## [TASK DESCRIPTION]
A word-for-word repetition of all the entries is needed.

## [SUPPLIED MATERIAL]
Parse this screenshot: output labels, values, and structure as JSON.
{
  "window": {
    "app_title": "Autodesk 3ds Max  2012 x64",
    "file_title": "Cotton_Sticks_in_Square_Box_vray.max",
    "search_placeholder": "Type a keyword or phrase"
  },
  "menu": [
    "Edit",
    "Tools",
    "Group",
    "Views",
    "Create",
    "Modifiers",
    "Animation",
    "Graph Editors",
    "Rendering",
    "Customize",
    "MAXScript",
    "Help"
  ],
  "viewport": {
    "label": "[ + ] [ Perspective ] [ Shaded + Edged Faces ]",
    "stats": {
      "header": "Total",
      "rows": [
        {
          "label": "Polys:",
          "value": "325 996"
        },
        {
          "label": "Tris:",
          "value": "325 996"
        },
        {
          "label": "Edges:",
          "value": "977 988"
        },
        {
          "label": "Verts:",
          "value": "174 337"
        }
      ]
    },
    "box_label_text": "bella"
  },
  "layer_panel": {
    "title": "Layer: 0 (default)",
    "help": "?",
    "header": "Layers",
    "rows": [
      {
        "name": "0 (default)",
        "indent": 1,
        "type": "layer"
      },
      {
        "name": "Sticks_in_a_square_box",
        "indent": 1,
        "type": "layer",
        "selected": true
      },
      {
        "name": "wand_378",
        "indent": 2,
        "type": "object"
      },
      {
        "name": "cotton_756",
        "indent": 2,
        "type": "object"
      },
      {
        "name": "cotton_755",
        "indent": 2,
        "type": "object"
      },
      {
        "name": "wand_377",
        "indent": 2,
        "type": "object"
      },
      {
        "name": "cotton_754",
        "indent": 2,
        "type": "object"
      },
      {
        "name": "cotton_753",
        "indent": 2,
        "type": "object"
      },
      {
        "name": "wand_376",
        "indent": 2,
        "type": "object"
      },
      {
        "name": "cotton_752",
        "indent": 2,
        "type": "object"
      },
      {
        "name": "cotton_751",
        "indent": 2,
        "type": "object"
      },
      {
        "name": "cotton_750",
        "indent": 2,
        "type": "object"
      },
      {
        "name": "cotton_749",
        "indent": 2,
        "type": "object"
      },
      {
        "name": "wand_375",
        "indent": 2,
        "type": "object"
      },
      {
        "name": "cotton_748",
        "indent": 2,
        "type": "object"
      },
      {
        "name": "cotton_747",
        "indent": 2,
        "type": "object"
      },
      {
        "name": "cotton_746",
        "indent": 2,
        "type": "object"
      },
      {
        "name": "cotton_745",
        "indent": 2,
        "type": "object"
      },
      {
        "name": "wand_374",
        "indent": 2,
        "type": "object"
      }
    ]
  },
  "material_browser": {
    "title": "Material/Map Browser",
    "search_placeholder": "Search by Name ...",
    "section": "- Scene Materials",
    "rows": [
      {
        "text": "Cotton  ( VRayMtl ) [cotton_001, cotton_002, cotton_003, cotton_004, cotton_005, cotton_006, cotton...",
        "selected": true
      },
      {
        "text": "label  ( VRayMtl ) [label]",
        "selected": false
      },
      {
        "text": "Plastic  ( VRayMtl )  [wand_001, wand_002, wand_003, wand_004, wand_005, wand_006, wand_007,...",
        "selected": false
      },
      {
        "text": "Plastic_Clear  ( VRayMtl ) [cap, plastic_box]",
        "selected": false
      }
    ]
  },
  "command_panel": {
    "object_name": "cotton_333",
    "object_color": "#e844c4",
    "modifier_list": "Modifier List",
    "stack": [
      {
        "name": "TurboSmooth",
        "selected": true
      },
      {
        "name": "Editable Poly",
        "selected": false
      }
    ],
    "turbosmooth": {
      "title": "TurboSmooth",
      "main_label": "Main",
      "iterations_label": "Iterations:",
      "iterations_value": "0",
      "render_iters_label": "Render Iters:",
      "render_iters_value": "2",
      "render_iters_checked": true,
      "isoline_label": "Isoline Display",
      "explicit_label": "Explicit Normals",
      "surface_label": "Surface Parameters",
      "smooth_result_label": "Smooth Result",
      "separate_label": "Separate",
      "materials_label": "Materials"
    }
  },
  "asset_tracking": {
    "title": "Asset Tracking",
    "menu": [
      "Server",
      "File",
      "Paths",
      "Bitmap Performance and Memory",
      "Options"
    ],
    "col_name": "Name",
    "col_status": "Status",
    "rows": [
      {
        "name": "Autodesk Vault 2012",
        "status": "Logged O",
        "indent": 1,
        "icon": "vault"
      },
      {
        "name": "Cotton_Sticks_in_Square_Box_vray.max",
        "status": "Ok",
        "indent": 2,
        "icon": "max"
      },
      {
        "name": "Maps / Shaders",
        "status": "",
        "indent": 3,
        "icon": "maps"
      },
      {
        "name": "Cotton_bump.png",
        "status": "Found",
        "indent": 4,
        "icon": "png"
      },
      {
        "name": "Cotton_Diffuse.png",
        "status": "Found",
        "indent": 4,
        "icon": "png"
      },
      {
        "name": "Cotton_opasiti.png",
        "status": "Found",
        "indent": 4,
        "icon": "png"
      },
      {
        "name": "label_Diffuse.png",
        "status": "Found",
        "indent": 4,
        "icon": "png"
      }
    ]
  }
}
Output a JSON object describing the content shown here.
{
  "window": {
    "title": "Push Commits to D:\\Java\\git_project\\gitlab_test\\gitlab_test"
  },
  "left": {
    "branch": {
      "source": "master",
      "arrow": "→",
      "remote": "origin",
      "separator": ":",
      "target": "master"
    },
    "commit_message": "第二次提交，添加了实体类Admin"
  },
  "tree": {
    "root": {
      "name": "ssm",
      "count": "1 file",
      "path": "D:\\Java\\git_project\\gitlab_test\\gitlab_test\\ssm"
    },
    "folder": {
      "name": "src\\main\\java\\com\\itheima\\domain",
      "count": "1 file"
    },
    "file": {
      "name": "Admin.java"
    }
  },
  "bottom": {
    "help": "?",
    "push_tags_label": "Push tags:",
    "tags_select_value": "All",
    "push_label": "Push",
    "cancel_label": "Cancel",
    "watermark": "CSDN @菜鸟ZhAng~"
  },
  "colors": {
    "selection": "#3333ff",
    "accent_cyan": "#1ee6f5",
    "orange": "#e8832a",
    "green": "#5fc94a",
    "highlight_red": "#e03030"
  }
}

## [EXERCISE ANSWER]
Parse this screenshot: output labels, values, and structure as JSON.
{
  "window": {
    "app_title": "Autodesk 3ds Max  2012 x64",
    "file_title": "Cotton_Sticks_in_Square_Box_vray.max",
    "search_placeholder": "Type a keyword or phrase"
  },
  "menu": [
    "Edit",
    "Tools",
    "Group",
    "Views",
    "Create",
    "Modifiers",
    "Animation",
    "Graph Editors",
    "Rendering",
    "Customize",
    "MAXScript",
    "Help"
  ],
  "viewport": {
    "label": "[ + ] [ Perspective ] [ Shaded + Edged Faces ]",
    "stats": {
      "header": "Total",
      "rows": [
        {
          "label": "Polys:",
          "value": "325 996"
        },
        {
          "label": "Tris:",
          "value": "325 996"
        },
        {
          "label": "Edges:",
          "value": "977 988"
        },
        {
          "label": "Verts:",
          "value": "174 337"
        }
      ]
    },
    "box_label_text": "bella"
  },
  "layer_panel": {
    "title": "Layer: 0 (default)",
    "help": "?",
    "header": "Layers",
    "rows": [
      {
        "name": "0 (default)",
        "indent": 1,
        "type": "layer"
      },
      {
        "name": "Sticks_in_a_square_box",
        "indent": 1,
        "type": "layer",
        "selected": true
      },
      {
        "name": "wand_378",
        "indent": 2,
        "type": "object"
      },
      {
        "name": "cotton_756",
        "indent": 2,
        "type": "object"
      },
      {
        "name": "cotton_755",
        "indent": 2,
        "type": "object"
      },
      {
        "name": "wand_377",
        "indent": 2,
        "type": "object"
      },
      {
        "name": "cotton_754",
        "indent": 2,
        "type": "object"
      },
      {
        "name": "cotton_753",
        "indent": 2,
        "type": "object"
      },
      {
        "name": "wand_376",
        "indent": 2,
        "type": "object"
      },
      {
        "name": "cotton_752",
        "indent": 2,
        "type": "object"
      },
      {
        "name": "cotton_751",
        "indent": 2,
        "type": "object"
      },
      {
        "name": "cotton_750",
        "indent": 2,
        "type": "object"
      },
      {
        "name": "cotton_749",
        "indent": 2,
        "type": "object"
      },
      {
        "name": "wand_375",
        "indent": 2,
        "type": "object"
      },
      {
        "name": "cotton_748",
        "indent": 2,
        "type": "object"
      },
      {
        "name": "cotton_747",
        "indent": 2,
        "type": "object"
      },
      {
        "name": "cotton_746",
        "indent": 2,
        "type": "object"
      },
      {
        "name": "cotton_745",
        "indent": 2,
        "type": "object"
      },
      {
        "name": "wand_374",
        "indent": 2,
        "type": "object"
      }
    ]
  },
  "material_browser": {
    "title": "Material/Map Browser",
    "search_placeholder": "Search by Name ...",
    "section": "- Scene Materials",
    "rows": [
      {
        "text": "Cotton  ( VRayMtl ) [cotton_001, cotton_002, cotton_003, cotton_004, cotton_005, cotton_006, cotton...",
        "selected": true
      },
      {
        "text": "label  ( VRayMtl ) [label]",
        "selected": false
      },
      {
        "text": "Plastic  ( VRayMtl )  [wand_001, wand_002, wand_003, wand_004, wand_005, wand_006, wand_007,...",
        "selected": false
      },
      {
        "text": "Plastic_Clear  ( VRayMtl ) [cap, plastic_box]",
        "selected": false
      }
    ]
  },
  "command_panel": {
    "object_name": "cotton_333",
    "object_color": "#e844c4",
    "modifier_list": "Modifier List",
    "stack": [
      {
        "name": "TurboSmooth",
        "selected": true
      },
      {
        "name": "Editable Poly",
        "selected": false
      }
    ],
    "turbosmooth": {
      "title": "TurboSmooth",
      "main_label": "Main",
      "iterations_label": "Iterations:",
      "iterations_value": "0",
      "render_iters_label": "Render Iters:",
      "render_iters_value": "2",
      "render_iters_checked": true,
      "isoline_label": "Isoline Display",
      "explicit_label": "Explicit Normals",
      "surface_label": "Surface Parameters",
      "smooth_result_label": "Smooth Result",
      "separate_label": "Separate",
      "materials_label": "Materials"
    }
  },
  "asset_tracking": {
    "title": "Asset Tracking",
    "menu": [
      "Server",
      "File",
      "Paths",
      "Bitmap Performance and Memory",
      "Options"
    ],
    "col_name": "Name",
    "col_status": "Status",
    "rows": [
      {
        "name": "Autodesk Vault 2012",
        "status": "Logged O",
        "indent": 1,
        "icon": "vault"
      },
      {
        "name": "Cotton_Sticks_in_Square_Box_vray.max",
        "status": "Ok",
        "indent": 2,
        "icon": "max"
      },
      {
        "name": "Maps / Shaders",
        "status": "",
        "indent": 3,
        "icon": "maps"
      },
      {
        "name": "Cotton_bump.png",
        "status": "Found",
        "indent": 4,
        "icon": "png"
      },
      {
        "name": "Cotton_Diffuse.png",
        "status": "Found",
        "indent": 4,
        "icon": "png"
      },
      {
        "name": "Cotton_opasiti.png",
        "status": "Found",
        "indent": 4,
        "icon": "png"
      },
      {
        "name": "label_Diffuse.png",
        "status": "Found",
        "indent": 4,
        "icon": "png"
      }
    ]
  }
}
Output a JSON object describing the content shown here.
{
  "window": {
    "title": "Push Commits to D:\\Java\\git_project\\gitlab_test\\gitlab_test"
  },
  "left": {
    "branch": {
      "source": "master",
      "arrow": "→",
      "remote": "origin",
      "separator": ":",
      "target": "master"
    },
    "commit_message": "第二次提交，添加了实体类Admin"
  },
  "tree": {
    "root": {
      "name": "ssm",
      "count": "1 file",
      "path": "D:\\Java\\git_project\\gitlab_test\\gitlab_test\\ssm"
    },
    "folder": {
      "name": "src\\main\\java\\com\\itheima\\domain",
      "count": "1 file"
    },
    "file": {
      "name": "Admin.java"
    }
  },
  "bottom": {
    "help": "?",
    "push_tags_label": "Push tags:",
    "tags_select_value": "All",
    "push_label": "Push",
    "cancel_label": "Cancel",
    "watermark": "CSDN @菜鸟ZhAng~"
  },
  "colors": {
    "selection": "#3333ff",
    "accent_cyan": "#1ee6f5",
    "orange": "#e8832a",
    "green": "#5fc94a",
    "highlight_red": "#e03030"
  }
}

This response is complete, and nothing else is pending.